* PROBLEM TO SOLVE *
Line by line, repeat the material below exactly and leave the images out.
§
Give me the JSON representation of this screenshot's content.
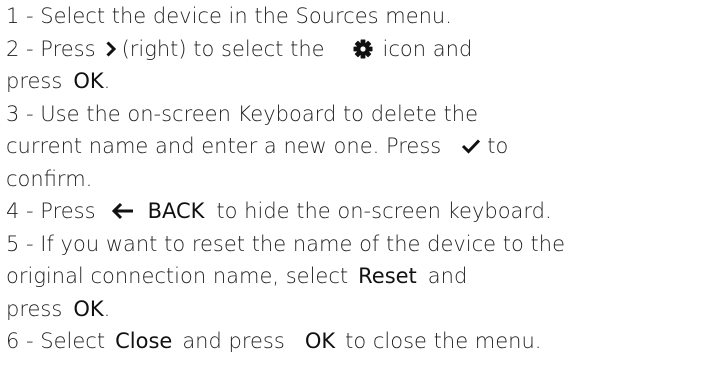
{
  "steps": [
    {
      "n": "1 - ",
      "line1": "Select the device in the Sources menu."
    },
    {
      "n": "2 - ",
      "a": "Press",
      "a_key": "(right) to select the",
      "a_end": "icon and",
      "b_pre": "press",
      "b_key": "OK",
      "b_end": "."
    },
    {
      "n": "3 - ",
      "line1": "Use the on-screen Keyboard to delete the",
      "line2_pre": "current name and enter a new one. Press",
      "line2_end": "to",
      "line3": "confirm."
    },
    {
      "n": "4 - ",
      "pre": "Press",
      "key": "BACK",
      "end": "to hide the on-screen keyboard."
    },
    {
      "n": "5 - ",
      "line1": "If you want to reset the name of the device to the",
      "line2_pre": "original connection name, select",
      "line2_key": "Reset",
      "line2_end": "and",
      "line3_pre": "press",
      "line3_key": "OK",
      "line3_end": "."
    },
    {
      "n": "6 - ",
      "pre": "Select",
      "key1": "Close",
      "mid": "and press",
      "key2": "OK",
      "end": "to close the menu."
    }
  ],
  "icons": {
    "right": "chevron-right-icon",
    "settings": "gear-icon",
    "confirm": "checkmark-icon",
    "back": "arrow-left-icon"
  }
}
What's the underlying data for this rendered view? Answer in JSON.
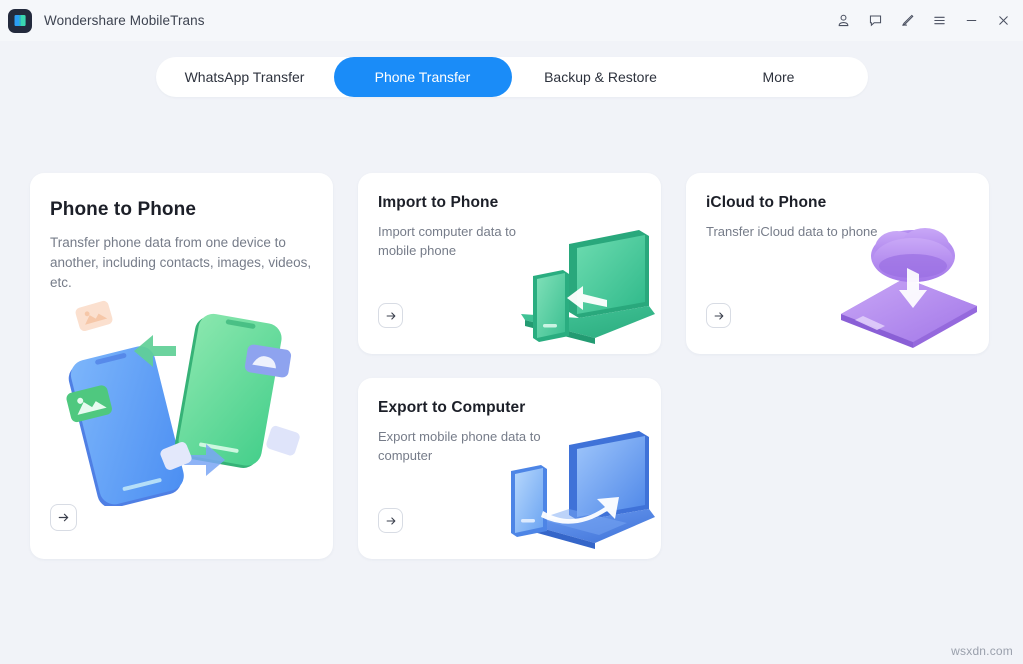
{
  "window": {
    "title": "Wondershare MobileTrans",
    "app_icon": "app-logo-icon",
    "controls": [
      {
        "name": "account-icon",
        "label": "Account"
      },
      {
        "name": "feedback-icon",
        "label": "Feedback"
      },
      {
        "name": "edit-icon",
        "label": "Edit"
      },
      {
        "name": "menu-icon",
        "label": "Menu"
      },
      {
        "name": "minimize-icon",
        "label": "Minimize"
      },
      {
        "name": "close-icon",
        "label": "Close"
      }
    ]
  },
  "tabs": {
    "active_index": 1,
    "active_color": "#1a8cf8",
    "items": [
      {
        "label": "WhatsApp Transfer"
      },
      {
        "label": "Phone Transfer"
      },
      {
        "label": "Backup & Restore"
      },
      {
        "label": "More"
      }
    ]
  },
  "cards": [
    {
      "title": "Phone to Phone",
      "description": "Transfer phone data from one device to another, including contacts, images, videos, etc.",
      "illustration": "two-phones-transfer-illustration",
      "action_label": "→",
      "accent": "#5bd39a"
    },
    {
      "title": "Import to Phone",
      "description": "Import computer data to mobile phone",
      "illustration": "laptop-to-phone-green-illustration",
      "action_label": "→",
      "accent": "#38c793"
    },
    {
      "title": "iCloud to Phone",
      "description": "Transfer iCloud data to phone",
      "illustration": "cloud-to-phone-purple-illustration",
      "action_label": "→",
      "accent": "#ae85ee"
    },
    {
      "title": "Export to Computer",
      "description": "Export mobile phone data to computer",
      "illustration": "phone-to-laptop-blue-illustration",
      "action_label": "→",
      "accent": "#4f8ef0"
    }
  ],
  "watermark": "wsxdn.com"
}
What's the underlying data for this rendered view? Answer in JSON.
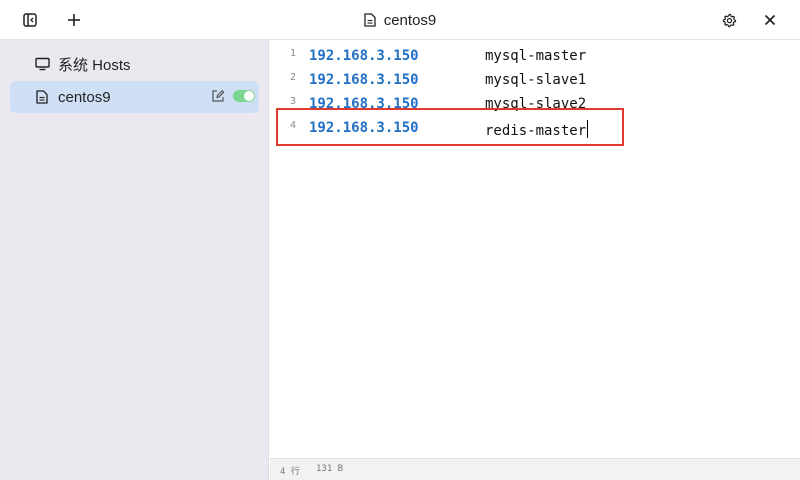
{
  "titlebar": {
    "title": "centos9",
    "toggle_sidebar_icon": "sidebar-toggle-icon",
    "add_icon": "plus-icon",
    "settings_icon": "gear-icon",
    "close_icon": "close-icon"
  },
  "sidebar": {
    "items": [
      {
        "label": "系统 Hosts",
        "icon": "monitor-icon",
        "active": false
      },
      {
        "label": "centos9",
        "icon": "document-icon",
        "active": true,
        "enabled": true
      }
    ]
  },
  "editor": {
    "lines": [
      {
        "number": "1",
        "ip": "192.168.3.150",
        "host": "mysql-master"
      },
      {
        "number": "2",
        "ip": "192.168.3.150",
        "host": "mysql-slave1"
      },
      {
        "number": "3",
        "ip": "192.168.3.150",
        "host": "mysql-slave2"
      },
      {
        "number": "4",
        "ip": "192.168.3.150",
        "host": "redis-master"
      }
    ]
  },
  "statusbar": {
    "lines": "4 行",
    "size": "131 B"
  },
  "colors": {
    "ip": "#1f6fc4",
    "active_item": "#cfdff5",
    "sidebar_bg": "#ebe8f0",
    "toggle_on": "#7ed491",
    "highlight": "#e03a2f"
  }
}
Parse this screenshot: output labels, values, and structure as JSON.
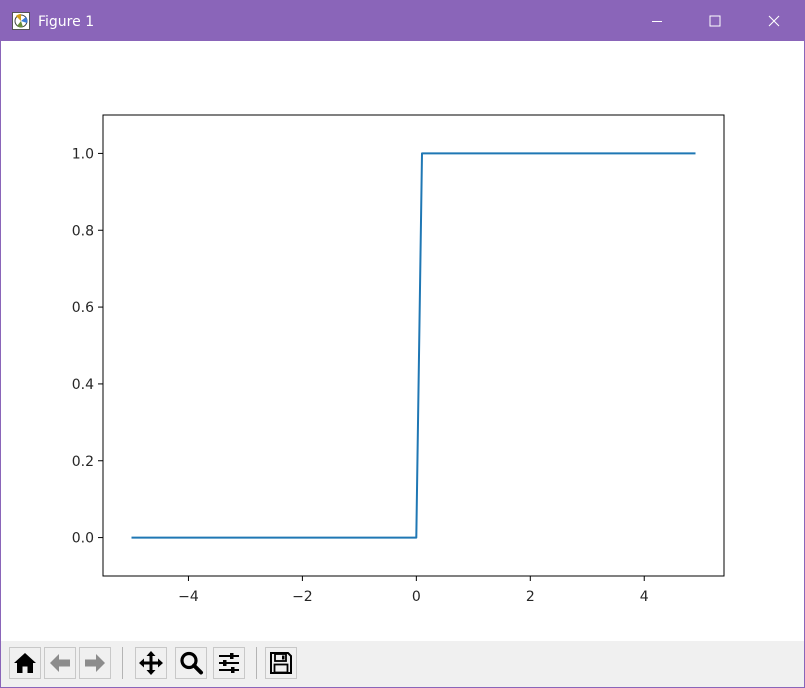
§
* ANSWER FOR THIS EXERCISE *
Give me the JSON representation of this screenshot's content.
{
  "steps": [
    {
      "n": "1 - ",
      "line1": "Select the device in the Sources menu."
    },
    {
      "n": "2 - ",
      "a": "Press",
      "a_key": "(right) to select the",
      "a_end": "icon and",
      "b_pre": "press",
      "b_key": "OK",
      "b_end": "."
    },
    {
      "n": "3 - ",
      "line1": "Use the on-screen Keyboard to delete the",
      "line2_pre": "current name and enter a new one. Press",
      "line2_end": "to",
      "line3": "confirm."
    },
    {
      "n": "4 - ",
      "pre": "Press",
      "key": "BACK",
      "end": "to hide the on-screen keyboard."
    },
    {
      "n": "5 - ",
      "line1": "If you want to reset the name of the device to the",
      "line2_pre": "original connection name, select",
      "line2_key": "Reset",
      "line2_end": "and",
      "line3_pre": "press",
      "line3_key": "OK",
      "line3_end": "."
    },
    {
      "n": "6 - ",
      "pre": "Select",
      "key1": "Close",
      "mid": "and press",
      "key2": "OK",
      "end": "to close the menu."
    }
  ],
  "icons": {
    "right": "chevron-right-icon",
    "settings": "gear-icon",
    "confirm": "checkmark-icon",
    "back": "arrow-left-icon"
  }
}
What's the underlying data for this rendered view? Answer in JSON.
{
  "window": {
    "title": "Wondershare MobileTrans",
    "app_icon": "app-logo-icon",
    "controls": [
      {
        "name": "account-icon",
        "label": "Account"
      },
      {
        "name": "feedback-icon",
        "label": "Feedback"
      },
      {
        "name": "edit-icon",
        "label": "Edit"
      },
      {
        "name": "menu-icon",
        "label": "Menu"
      },
      {
        "name": "minimize-icon",
        "label": "Minimize"
      },
      {
        "name": "close-icon",
        "label": "Close"
      }
    ]
  },
  "tabs": {
    "active_index": 1,
    "active_color": "#1a8cf8",
    "items": [
      {
        "label": "WhatsApp Transfer"
      },
      {
        "label": "Phone Transfer"
      },
      {
        "label": "Backup & Restore"
      },
      {
        "label": "More"
      }
    ]
  },
  "cards": [
    {
      "title": "Phone to Phone",
      "description": "Transfer phone data from one device to another, including contacts, images, videos, etc.",
      "illustration": "two-phones-transfer-illustration",
      "action_label": "→",
      "accent": "#5bd39a"
    },
    {
      "title": "Import to Phone",
      "description": "Import computer data to mobile phone",
      "illustration": "laptop-to-phone-green-illustration",
      "action_label": "→",
      "accent": "#38c793"
    },
    {
      "title": "iCloud to Phone",
      "description": "Transfer iCloud data to phone",
      "illustration": "cloud-to-phone-purple-illustration",
      "action_label": "→",
      "accent": "#ae85ee"
    },
    {
      "title": "Export to Computer",
      "description": "Export mobile phone data to computer",
      "illustration": "phone-to-laptop-blue-illustration",
      "action_label": "→",
      "accent": "#4f8ef0"
    }
  ],
  "watermark": "wsxdn.com"
}
What's the underlying data for this rendered view? Answer in JSON.
{
  "titlebar": {
    "title": "centos9",
    "toggle_sidebar_icon": "sidebar-toggle-icon",
    "add_icon": "plus-icon",
    "settings_icon": "gear-icon",
    "close_icon": "close-icon"
  },
  "sidebar": {
    "items": [
      {
        "label": "系统 Hosts",
        "icon": "monitor-icon",
        "active": false
      },
      {
        "label": "centos9",
        "icon": "document-icon",
        "active": true,
        "enabled": true
      }
    ]
  },
  "editor": {
    "lines": [
      {
        "number": "1",
        "ip": "192.168.3.150",
        "host": "mysql-master"
      },
      {
        "number": "2",
        "ip": "192.168.3.150",
        "host": "mysql-slave1"
      },
      {
        "number": "3",
        "ip": "192.168.3.150",
        "host": "mysql-slave2"
      },
      {
        "number": "4",
        "ip": "192.168.3.150",
        "host": "redis-master"
      }
    ]
  },
  "statusbar": {
    "lines": "4 行",
    "size": "131 B"
  },
  "colors": {
    "ip": "#1f6fc4",
    "active_item": "#cfdff5",
    "sidebar_bg": "#ebe8f0",
    "toggle_on": "#7ed491",
    "highlight": "#e03a2f"
  }
}
Parse this screenshot: output labels, values, and structure as JSON.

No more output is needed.